Source material
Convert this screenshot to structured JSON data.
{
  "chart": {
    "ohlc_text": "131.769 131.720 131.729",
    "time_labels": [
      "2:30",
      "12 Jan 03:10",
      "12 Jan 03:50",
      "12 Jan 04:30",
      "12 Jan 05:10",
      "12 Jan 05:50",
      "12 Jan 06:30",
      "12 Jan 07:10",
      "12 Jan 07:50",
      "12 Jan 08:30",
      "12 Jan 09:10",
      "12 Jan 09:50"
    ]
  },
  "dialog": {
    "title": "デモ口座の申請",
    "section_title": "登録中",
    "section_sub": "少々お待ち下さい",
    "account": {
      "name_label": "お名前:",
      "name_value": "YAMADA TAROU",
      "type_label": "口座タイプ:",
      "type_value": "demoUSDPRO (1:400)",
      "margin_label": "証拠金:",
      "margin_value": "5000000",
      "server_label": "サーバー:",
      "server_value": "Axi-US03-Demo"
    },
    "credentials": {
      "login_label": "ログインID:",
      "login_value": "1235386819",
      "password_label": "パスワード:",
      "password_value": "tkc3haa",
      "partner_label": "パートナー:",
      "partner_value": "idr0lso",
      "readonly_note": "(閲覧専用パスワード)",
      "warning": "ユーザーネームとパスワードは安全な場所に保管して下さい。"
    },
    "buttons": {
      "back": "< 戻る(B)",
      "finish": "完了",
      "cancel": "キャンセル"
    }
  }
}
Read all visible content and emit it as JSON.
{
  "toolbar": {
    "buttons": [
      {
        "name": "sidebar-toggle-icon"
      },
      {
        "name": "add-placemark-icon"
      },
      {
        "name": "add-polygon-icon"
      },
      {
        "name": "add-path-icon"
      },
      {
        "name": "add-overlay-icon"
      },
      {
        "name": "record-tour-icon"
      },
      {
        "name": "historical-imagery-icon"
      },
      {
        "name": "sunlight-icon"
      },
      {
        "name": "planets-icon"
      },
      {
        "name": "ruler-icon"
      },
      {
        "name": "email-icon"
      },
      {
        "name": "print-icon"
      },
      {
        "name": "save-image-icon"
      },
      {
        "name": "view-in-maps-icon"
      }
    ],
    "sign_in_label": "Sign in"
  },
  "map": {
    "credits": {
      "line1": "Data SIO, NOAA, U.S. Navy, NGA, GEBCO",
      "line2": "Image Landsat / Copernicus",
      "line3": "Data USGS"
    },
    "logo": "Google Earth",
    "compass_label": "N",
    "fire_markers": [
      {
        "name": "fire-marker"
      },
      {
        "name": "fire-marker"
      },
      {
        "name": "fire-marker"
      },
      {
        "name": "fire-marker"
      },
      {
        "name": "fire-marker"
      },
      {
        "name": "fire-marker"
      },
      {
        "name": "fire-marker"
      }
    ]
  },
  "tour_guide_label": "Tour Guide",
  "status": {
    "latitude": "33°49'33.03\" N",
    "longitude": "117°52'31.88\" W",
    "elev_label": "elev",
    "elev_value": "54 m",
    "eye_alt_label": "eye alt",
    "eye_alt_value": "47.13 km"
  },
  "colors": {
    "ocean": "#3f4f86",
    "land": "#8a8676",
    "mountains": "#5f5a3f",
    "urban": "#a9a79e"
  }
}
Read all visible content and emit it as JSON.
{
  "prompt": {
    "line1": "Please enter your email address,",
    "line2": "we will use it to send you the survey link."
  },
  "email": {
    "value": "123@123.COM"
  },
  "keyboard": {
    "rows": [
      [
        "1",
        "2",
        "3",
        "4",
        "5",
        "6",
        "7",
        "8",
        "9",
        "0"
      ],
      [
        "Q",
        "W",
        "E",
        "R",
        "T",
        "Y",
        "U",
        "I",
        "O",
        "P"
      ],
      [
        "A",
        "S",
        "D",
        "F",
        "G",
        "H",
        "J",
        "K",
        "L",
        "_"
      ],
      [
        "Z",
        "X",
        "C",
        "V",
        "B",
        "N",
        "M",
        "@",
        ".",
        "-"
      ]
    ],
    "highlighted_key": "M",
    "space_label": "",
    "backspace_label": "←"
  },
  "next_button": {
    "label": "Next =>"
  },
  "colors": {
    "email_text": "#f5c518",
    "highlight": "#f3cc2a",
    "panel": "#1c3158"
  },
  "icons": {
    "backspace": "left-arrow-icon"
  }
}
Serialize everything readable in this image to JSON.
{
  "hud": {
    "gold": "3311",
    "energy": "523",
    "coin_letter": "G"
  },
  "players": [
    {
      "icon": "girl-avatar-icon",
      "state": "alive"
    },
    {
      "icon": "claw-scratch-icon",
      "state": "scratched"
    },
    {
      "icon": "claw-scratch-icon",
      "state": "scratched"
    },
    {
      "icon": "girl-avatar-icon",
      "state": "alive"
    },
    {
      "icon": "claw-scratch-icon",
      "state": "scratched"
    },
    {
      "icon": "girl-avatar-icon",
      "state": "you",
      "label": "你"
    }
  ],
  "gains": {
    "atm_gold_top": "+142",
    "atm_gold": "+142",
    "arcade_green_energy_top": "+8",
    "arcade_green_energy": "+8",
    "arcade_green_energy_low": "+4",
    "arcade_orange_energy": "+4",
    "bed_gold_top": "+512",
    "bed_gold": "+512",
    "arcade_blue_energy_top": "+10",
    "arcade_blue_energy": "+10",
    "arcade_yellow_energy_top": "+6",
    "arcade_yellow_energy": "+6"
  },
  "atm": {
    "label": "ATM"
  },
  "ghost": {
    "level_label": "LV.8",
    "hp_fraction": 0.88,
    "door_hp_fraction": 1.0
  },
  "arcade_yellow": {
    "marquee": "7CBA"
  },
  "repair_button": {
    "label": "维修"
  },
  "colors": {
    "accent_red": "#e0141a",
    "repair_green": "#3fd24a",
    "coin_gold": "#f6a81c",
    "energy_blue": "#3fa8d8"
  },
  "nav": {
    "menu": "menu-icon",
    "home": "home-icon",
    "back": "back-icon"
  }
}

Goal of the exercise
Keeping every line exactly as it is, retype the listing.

The answer
Convert this screenshot to structured JSON data.
{
  "chart": {
    "ohlc_text": "131.769 131.720 131.729",
    "time_labels": [
      "2:30",
      "12 Jan 03:10",
      "12 Jan 03:50",
      "12 Jan 04:30",
      "12 Jan 05:10",
      "12 Jan 05:50",
      "12 Jan 06:30",
      "12 Jan 07:10",
      "12 Jan 07:50",
      "12 Jan 08:30",
      "12 Jan 09:10",
      "12 Jan 09:50"
    ]
  },
  "dialog": {
    "title": "デモ口座の申請",
    "section_title": "登録中",
    "section_sub": "少々お待ち下さい",
    "account": {
      "name_label": "お名前:",
      "name_value": "YAMADA TAROU",
      "type_label": "口座タイプ:",
      "type_value": "demoUSDPRO (1:400)",
      "margin_label": "証拠金:",
      "margin_value": "5000000",
      "server_label": "サーバー:",
      "server_value": "Axi-US03-Demo"
    },
    "credentials": {
      "login_label": "ログインID:",
      "login_value": "1235386819",
      "password_label": "パスワード:",
      "password_value": "tkc3haa",
      "partner_label": "パートナー:",
      "partner_value": "idr0lso",
      "readonly_note": "(閲覧専用パスワード)",
      "warning": "ユーザーネームとパスワードは安全な場所に保管して下さい。"
    },
    "buttons": {
      "back": "< 戻る(B)",
      "finish": "完了",
      "cancel": "キャンセル"
    }
  }
}
Read all visible content and emit it as JSON.
{
  "toolbar": {
    "buttons": [
      {
        "name": "sidebar-toggle-icon"
      },
      {
        "name": "add-placemark-icon"
      },
      {
        "name": "add-polygon-icon"
      },
      {
        "name": "add-path-icon"
      },
      {
        "name": "add-overlay-icon"
      },
      {
        "name": "record-tour-icon"
      },
      {
        "name": "historical-imagery-icon"
      },
      {
        "name": "sunlight-icon"
      },
      {
        "name": "planets-icon"
      },
      {
        "name": "ruler-icon"
      },
      {
        "name": "email-icon"
      },
      {
        "name": "print-icon"
      },
      {
        "name": "save-image-icon"
      },
      {
        "name": "view-in-maps-icon"
      }
    ],
    "sign_in_label": "Sign in"
  },
  "map": {
    "credits": {
      "line1": "Data SIO, NOAA, U.S. Navy, NGA, GEBCO",
      "line2": "Image Landsat / Copernicus",
      "line3": "Data USGS"
    },
    "logo": "Google Earth",
    "compass_label": "N",
    "fire_markers": [
      {
        "name": "fire-marker"
      },
      {
        "name": "fire-marker"
      },
      {
        "name": "fire-marker"
      },
      {
        "name": "fire-marker"
      },
      {
        "name": "fire-marker"
      },
      {
        "name": "fire-marker"
      },
      {
        "name": "fire-marker"
      }
    ]
  },
  "tour_guide_label": "Tour Guide",
  "status": {
    "latitude": "33°49'33.03\" N",
    "longitude": "117°52'31.88\" W",
    "elev_label": "elev",
    "elev_value": "54 m",
    "eye_alt_label": "eye alt",
    "eye_alt_value": "47.13 km"
  },
  "colors": {
    "ocean": "#3f4f86",
    "land": "#8a8676",
    "mountains": "#5f5a3f",
    "urban": "#a9a79e"
  }
}
Read all visible content and emit it as JSON.
{
  "prompt": {
    "line1": "Please enter your email address,",
    "line2": "we will use it to send you the survey link."
  },
  "email": {
    "value": "123@123.COM"
  },
  "keyboard": {
    "rows": [
      [
        "1",
        "2",
        "3",
        "4",
        "5",
        "6",
        "7",
        "8",
        "9",
        "0"
      ],
      [
        "Q",
        "W",
        "E",
        "R",
        "T",
        "Y",
        "U",
        "I",
        "O",
        "P"
      ],
      [
        "A",
        "S",
        "D",
        "F",
        "G",
        "H",
        "J",
        "K",
        "L",
        "_"
      ],
      [
        "Z",
        "X",
        "C",
        "V",
        "B",
        "N",
        "M",
        "@",
        ".",
        "-"
      ]
    ],
    "highlighted_key": "M",
    "space_label": "",
    "backspace_label": "←"
  },
  "next_button": {
    "label": "Next =>"
  },
  "colors": {
    "email_text": "#f5c518",
    "highlight": "#f3cc2a",
    "panel": "#1c3158"
  },
  "icons": {
    "backspace": "left-arrow-icon"
  }
}
Serialize everything readable in this image to JSON.
{
  "hud": {
    "gold": "3311",
    "energy": "523",
    "coin_letter": "G"
  },
  "players": [
    {
      "icon": "girl-avatar-icon",
      "state": "alive"
    },
    {
      "icon": "claw-scratch-icon",
      "state": "scratched"
    },
    {
      "icon": "claw-scratch-icon",
      "state": "scratched"
    },
    {
      "icon": "girl-avatar-icon",
      "state": "alive"
    },
    {
      "icon": "claw-scratch-icon",
      "state": "scratched"
    },
    {
      "icon": "girl-avatar-icon",
      "state": "you",
      "label": "你"
    }
  ],
  "gains": {
    "atm_gold_top": "+142",
    "atm_gold": "+142",
    "arcade_green_energy_top": "+8",
    "arcade_green_energy": "+8",
    "arcade_green_energy_low": "+4",
    "arcade_orange_energy": "+4",
    "bed_gold_top": "+512",
    "bed_gold": "+512",
    "arcade_blue_energy_top": "+10",
    "arcade_blue_energy": "+10",
    "arcade_yellow_energy_top": "+6",
    "arcade_yellow_energy": "+6"
  },
  "atm": {
    "label": "ATM"
  },
  "ghost": {
    "level_label": "LV.8",
    "hp_fraction": 0.88,
    "door_hp_fraction": 1.0
  },
  "arcade_yellow": {
    "marquee": "7CBA"
  },
  "repair_button": {
    "label": "维修"
  },
  "colors": {
    "accent_red": "#e0141a",
    "repair_green": "#3fd24a",
    "coin_gold": "#f6a81c",
    "energy_blue": "#3fa8d8"
  },
  "nav": {
    "menu": "menu-icon",
    "home": "home-icon",
    "back": "back-icon"
  }
}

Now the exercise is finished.